Mark Zuckerberg defended the presence of Holocaust denial on Facebook in a lengthy and, at times, bizarre interview with Recode’s Kara Swisher on Tuesday. His position has been condemned by Jewish organizations who argue that Facebook is responsible for preventing hateful speech on its platform, and that allowing it causes harm.
The Facebook CEO said of Holocaust deniers—an example that he volunteered in order to demonstrate the platform’s complicated relationship with disinformation: “I don’t think that they’re intentionally getting it wrong… It’s hard to impugn intent and to understand the intent.”
Zuckerberg clarified that he is Jewish, and finds the rejection of the Holocaust’s events “deeply offensive.” But he ultimately believes that deniers are misinformed or mistaken.
Several hours after Recode published the interview, Zuckerberg emailed Swisher to elaborate:
I enjoyed our conversation yesterday, but there’s one thing I want to clear up. I personally find Holocaust denial deeply offensive, and I absolutely didn’t intend to defend the intent of people who deny that.
Our goal with fake news is not to prevent anyone from saying something untrue—but to stop fake news and misinformation spreading across our services. If something is spreading and is rated false by fact checkers, it would lose the vast majority of its distribution in News Feed. And of course if a post crossed line into advocating for violence or hate against a particular group, it would be removed. These issues are very challenging but I believe that often the best way to fight offensive bad speech is with good speech.
These comments are part of Facebook’s broader controversy around censorship, the limits of free speech, and bias. A series of reports and investigations this year illuminated Facebook’s role in spreading disinformation, interfering with elections, and destabilizing communities around the world.
And this week the company was scrutinized for its comments about InfoWars, a conspiracy theory-peddling website—its founder Alex Jones called the Sandy Hook mass shooting a “false flag” operation—which Facebook refuses to ban, preferring to demote individual posts and Pages.
“Holocaust denial is a willful, deliberate, and longstanding deception tactic by anti-Semites that is incontrovertibly hateful, hurtful, and threatening to Jews,” Anti-Defamation League (ADL) CEO and National Director Jonathan Greenblatt told Motherboard.
Last year Facebook and ADL, along with technology companies like Google and Twitter, partnered up to combat online hate. They established the Cyberhate Problem-Solving Lab, which seeks engineering solutions to remedy hate speech on the web.
At the time, Monika Bickert, Facebook’s head of global policy management, (who testified before the House Judiciary Committee this week on behalf of Facebook), said: “Building a global community that is safe and supportive means engineering new solutions to solve new problems. We work hard to create a safe environment on Facebook.”
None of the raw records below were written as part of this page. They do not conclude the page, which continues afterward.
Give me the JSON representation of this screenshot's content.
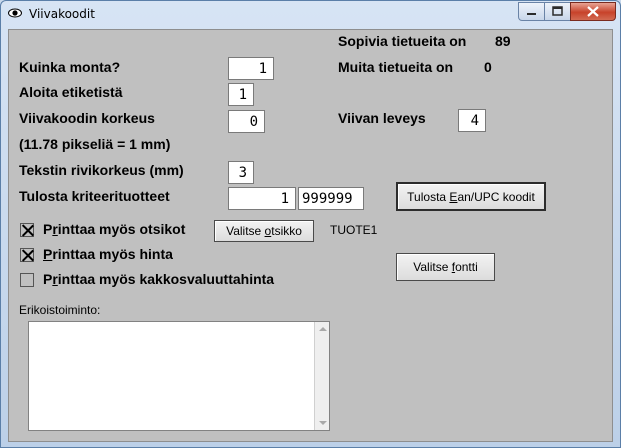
{
  "window": {
    "title": "Viivakoodit"
  },
  "stats": {
    "matching_label": "Sopivia tietueita on",
    "matching_value": "89",
    "other_label": "Muita tietueita on",
    "other_value": "0"
  },
  "form": {
    "count_label": "Kuinka monta?",
    "count_value": "1",
    "start_label": "Aloita etiketistä",
    "start_value": "1",
    "height_label": "Viivakoodin korkeus",
    "height_value": "0",
    "height_note": "(11.78 pikseliä = 1 mm)",
    "width_label": "Viivan leveys",
    "width_value": "4",
    "line_height_label": "Tekstin rivikorkeus (mm)",
    "line_height_value": "3",
    "criteria_label": "Tulosta kriteerituotteet",
    "criteria_from": "1",
    "criteria_to": "999999"
  },
  "checkboxes": {
    "print_header": {
      "label_pre": "P",
      "label_u": "r",
      "label_post": "inttaa myös otsikot",
      "checked": true
    },
    "print_price": {
      "label_pre": "",
      "label_u": "P",
      "label_post": "rinttaa myös hinta",
      "checked": true
    },
    "print_second_currency": {
      "label_pre": "P",
      "label_u": "r",
      "label_post": "inttaa myös kakkosvaluuttahinta",
      "checked": false
    }
  },
  "buttons": {
    "print_ean_pre": "Tulosta ",
    "print_ean_u": "E",
    "print_ean_post": "an/UPC koodit",
    "select_header_pre": "Valitse ",
    "select_header_u": "o",
    "select_header_post": "tsikko",
    "select_font_pre": "Valitse ",
    "select_font_u": "f",
    "select_font_post": "ontti"
  },
  "header_value": "TUOTE1",
  "special_label": "Erikoistoiminto:",
  "special_value": ""
}
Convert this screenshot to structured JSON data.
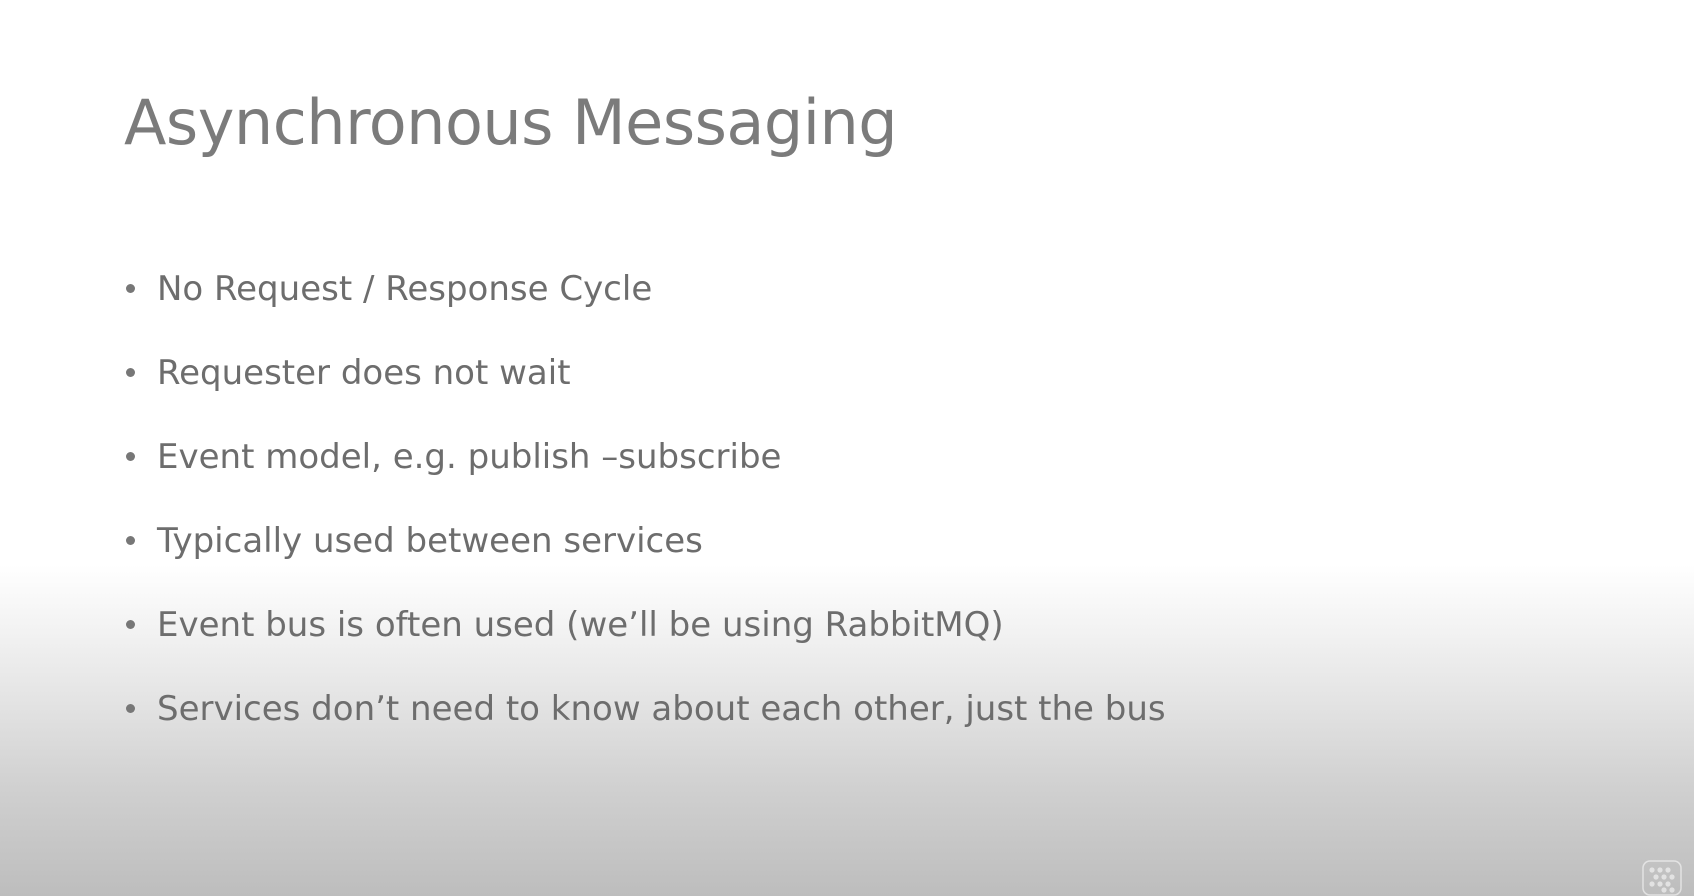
{
  "slide": {
    "title": "Asynchronous Messaging",
    "bullets": [
      "No Request / Response Cycle",
      "Requester does not wait",
      "Event model, e.g. publish –subscribe",
      "Typically used between services",
      "Event bus is often used (we’ll be using RabbitMQ)",
      "Services don’t need to know about each other, just the bus"
    ]
  },
  "colors": {
    "title_text": "#7b7b7b",
    "body_text": "#6d6d6d",
    "background_top": "#ffffff",
    "background_bottom": "#bdbdbd"
  },
  "icons": {
    "watermark": "dotted-logo-icon"
  }
}
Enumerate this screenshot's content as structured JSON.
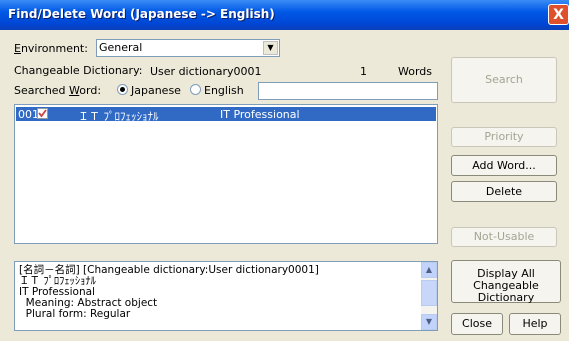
{
  "window": {
    "title": "Find/Delete Word (Japanese -> English)",
    "close_glyph": "X"
  },
  "environment": {
    "label": "Environment:",
    "value": "General"
  },
  "dictionary": {
    "label": "Changeable Dictionary:",
    "name": "User dictionary0001",
    "count": "1",
    "unit": "Words"
  },
  "searched": {
    "label": "Searched Word:",
    "option_japanese": "Japanese",
    "option_english": "English",
    "selected": "Japanese",
    "value": ""
  },
  "results": [
    {
      "id": "001",
      "japanese": "ＩＴ ﾌﾟﾛﾌｪｯｼｮﾅﾙ",
      "english": "IT Professional",
      "checked": true
    }
  ],
  "detail_lines": [
    "[名詞－名詞] [Changeable dictionary:User dictionary0001]",
    "ＩＴ ﾌﾟﾛﾌｪｯｼｮﾅﾙ",
    "IT Professional",
    "  Meaning: Abstract object",
    "  Plural form: Regular"
  ],
  "buttons": {
    "search": "Search",
    "priority": "Priority",
    "add_word": "Add Word...",
    "delete": "Delete",
    "not_usable": "Not-Usable",
    "display_all_1": "Display All",
    "display_all_2": "Changeable Dictionary",
    "close": "Close",
    "help": "Help"
  },
  "colors": {
    "titlebar": "#0058e6",
    "selection": "#316ac5",
    "face": "#ece9d8"
  }
}
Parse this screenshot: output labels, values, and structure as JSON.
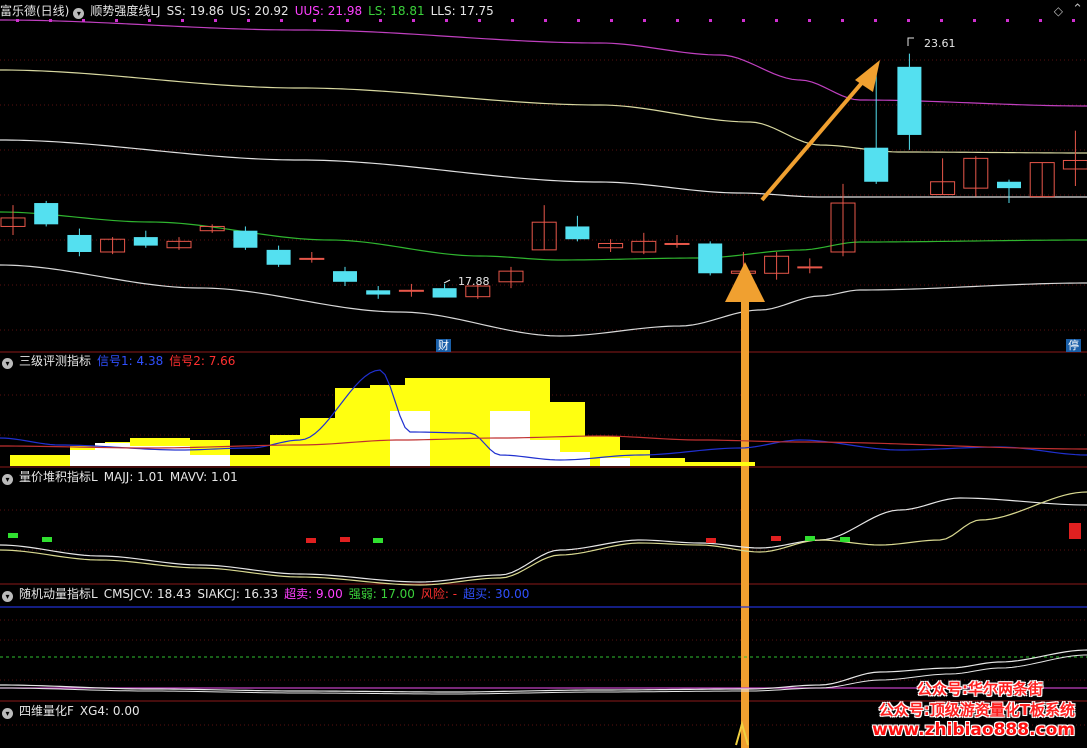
{
  "panel1": {
    "stock_name": "富乐德(日线)",
    "indicator": "顺势强度线LJ",
    "values": [
      {
        "label": "SS: 19.86",
        "color": "#e6e6e6"
      },
      {
        "label": "US: 20.92",
        "color": "#e6e6e6"
      },
      {
        "label": "UUS: 21.98",
        "color": "#ff40ff"
      },
      {
        "label": "LS: 18.81",
        "color": "#3bd23b"
      },
      {
        "label": "LLS: 17.75",
        "color": "#e6e6e6"
      }
    ],
    "high_label": "23.61",
    "low_label": "17.88",
    "tag_cai": "财",
    "tag_ting": "停",
    "corner_icon": "diamond-icon"
  },
  "panel2": {
    "name": "三级评测指标",
    "values": [
      {
        "label": "信号1: 4.38",
        "color": "#3050ff"
      },
      {
        "label": "信号2: 7.66",
        "color": "#ff3030"
      }
    ]
  },
  "panel3": {
    "name": "量价堆积指标L",
    "values": [
      {
        "label": "MAJJ: 1.01",
        "color": "#e6e6e6"
      },
      {
        "label": "MAVV: 1.01",
        "color": "#e6e6e6"
      }
    ]
  },
  "panel4": {
    "name": "随机动量指标L",
    "values": [
      {
        "label": "CMSJCV: 18.43",
        "color": "#e6e6e6"
      },
      {
        "label": "SIAKCJ: 16.33",
        "color": "#e6e6e6"
      },
      {
        "label": "超卖: 9.00",
        "color": "#ff40ff"
      },
      {
        "label": "强弱: 17.00",
        "color": "#3bd23b"
      },
      {
        "label": "风险: -",
        "color": "#ff3030"
      },
      {
        "label": "超买: 30.00",
        "color": "#3050ff"
      }
    ]
  },
  "panel5": {
    "name": "四维量化F",
    "values": [
      {
        "label": "XG4: 0.00",
        "color": "#e6e6e6"
      }
    ]
  },
  "watermark": {
    "line1": "公众号:华尔两条街",
    "line2": "公众号:顶级游资量化T板系统",
    "line3": "www.zhibiao888.com"
  },
  "chart_data": {
    "type": "candlestick",
    "title": "富乐德(日线)",
    "candles": [
      {
        "o": 19.55,
        "c": 19.75,
        "h": 20.05,
        "l": 19.35
      },
      {
        "o": 20.1,
        "c": 19.6,
        "h": 20.15,
        "l": 19.55
      },
      {
        "o": 19.35,
        "c": 18.95,
        "h": 19.5,
        "l": 18.85
      },
      {
        "o": 18.95,
        "c": 19.25,
        "h": 19.3,
        "l": 18.9
      },
      {
        "o": 19.3,
        "c": 19.1,
        "h": 19.45,
        "l": 19.05
      },
      {
        "o": 19.05,
        "c": 19.2,
        "h": 19.3,
        "l": 19.0
      },
      {
        "o": 19.45,
        "c": 19.55,
        "h": 19.6,
        "l": 19.4
      },
      {
        "o": 19.45,
        "c": 19.05,
        "h": 19.55,
        "l": 19.0
      },
      {
        "o": 19.0,
        "c": 18.65,
        "h": 19.1,
        "l": 18.6
      },
      {
        "o": 18.8,
        "c": 18.8,
        "h": 18.95,
        "l": 18.7
      },
      {
        "o": 18.5,
        "c": 18.25,
        "h": 18.6,
        "l": 18.15
      },
      {
        "o": 18.05,
        "c": 17.95,
        "h": 18.15,
        "l": 17.85
      },
      {
        "o": 18.05,
        "c": 18.05,
        "h": 18.2,
        "l": 17.9
      },
      {
        "o": 18.1,
        "c": 17.88,
        "h": 18.2,
        "l": 17.88
      },
      {
        "o": 17.9,
        "c": 18.15,
        "h": 18.2,
        "l": 17.85
      },
      {
        "o": 18.25,
        "c": 18.5,
        "h": 18.6,
        "l": 18.1
      },
      {
        "o": 19.0,
        "c": 19.65,
        "h": 20.05,
        "l": 19.0
      },
      {
        "o": 19.55,
        "c": 19.25,
        "h": 19.8,
        "l": 19.2
      },
      {
        "o": 19.05,
        "c": 19.15,
        "h": 19.25,
        "l": 18.95
      },
      {
        "o": 18.95,
        "c": 19.2,
        "h": 19.4,
        "l": 18.9
      },
      {
        "o": 19.15,
        "c": 19.15,
        "h": 19.35,
        "l": 19.05
      },
      {
        "o": 19.15,
        "c": 18.45,
        "h": 19.2,
        "l": 18.4
      },
      {
        "o": 18.45,
        "c": 18.5,
        "h": 18.95,
        "l": 18.35
      },
      {
        "o": 18.45,
        "c": 18.85,
        "h": 18.95,
        "l": 18.3
      },
      {
        "o": 18.6,
        "c": 18.6,
        "h": 18.8,
        "l": 18.45
      },
      {
        "o": 18.95,
        "c": 20.1,
        "h": 20.55,
        "l": 18.85
      },
      {
        "o": 21.4,
        "c": 20.6,
        "h": 23.2,
        "l": 20.55
      },
      {
        "o": 23.3,
        "c": 21.7,
        "h": 23.61,
        "l": 21.35
      },
      {
        "o": 20.3,
        "c": 20.6,
        "h": 21.15,
        "l": 20.3
      },
      {
        "o": 20.45,
        "c": 21.15,
        "h": 21.2,
        "l": 20.25
      },
      {
        "o": 20.6,
        "c": 20.45,
        "h": 20.65,
        "l": 20.1
      },
      {
        "o": 20.25,
        "c": 21.05,
        "h": 21.05,
        "l": 20.25
      },
      {
        "o": 20.9,
        "c": 21.1,
        "h": 21.8,
        "l": 20.5
      }
    ],
    "annotations": [
      "23.61",
      "17.88"
    ]
  }
}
In the Recode interview, Zuckerberg said that disinformation that incites harm (the example he gave was Myanmar’s Rohingya genocide) is separate from disinformation that causes “harassment” (his example was Sandy Hook truthers like Jones). In both cases, Facebook would take posts down, but Zuckerberg called the mechanisms behind doing so a “broad debate,” and drew the line at intent to do harm.
But Jewish organizations like the Anne Frank Center say that Holocaust denial does cause harm.
“There is a difference between providing a platform for free expression and knowingly spreading false information and lies,” Alexandra Devitt, Director of Communications for the Anne Frank Center, told Motherboard. “Social media gives us an opportunity for discussion, but with responsibility for not causing harm. Denying the Holocaust causes harm.”
A spokesperson for the United States Holocaust Memorial Museum directed Motherboard to a recent tweet when asked about Zuckerberg’s comments.
“Even the Nazis admitted to the Holocaust,” the Washington, DC museum tweeted.
Wednesday, Facebook said that it would begin removing misinformation that could lead to people being physically harmed. According to the New York Times, the new policy is in response to cases where rumors that spread on Facebook let to violence. In March, for example, UN investigators said that Facebook posts 'substantively contributed to the genocide in Myanmar.
Facebook still hasn’t been publicly transparent about its internal rules on content moderation. And while Motherboard recently peeked under the hood, revealing that Facebook at one point had (or still has) a threshold for Page deletion, we don’t know how moderators distinguish the acceptable conspiracy theories from the harmful ones.
“Facebook has a moral and ethical obligation not to allow its dissemination,” ADL’s Greenblatt added. “The Anti-Defamation League will continue to challenge Facebook on this position and call on them to regard Holocaust denial as a violation of their community guidelines.”
Facebook has not responded to Motherboard’s request for comment regarding the strong reaction to Zuckerberg’s remarks.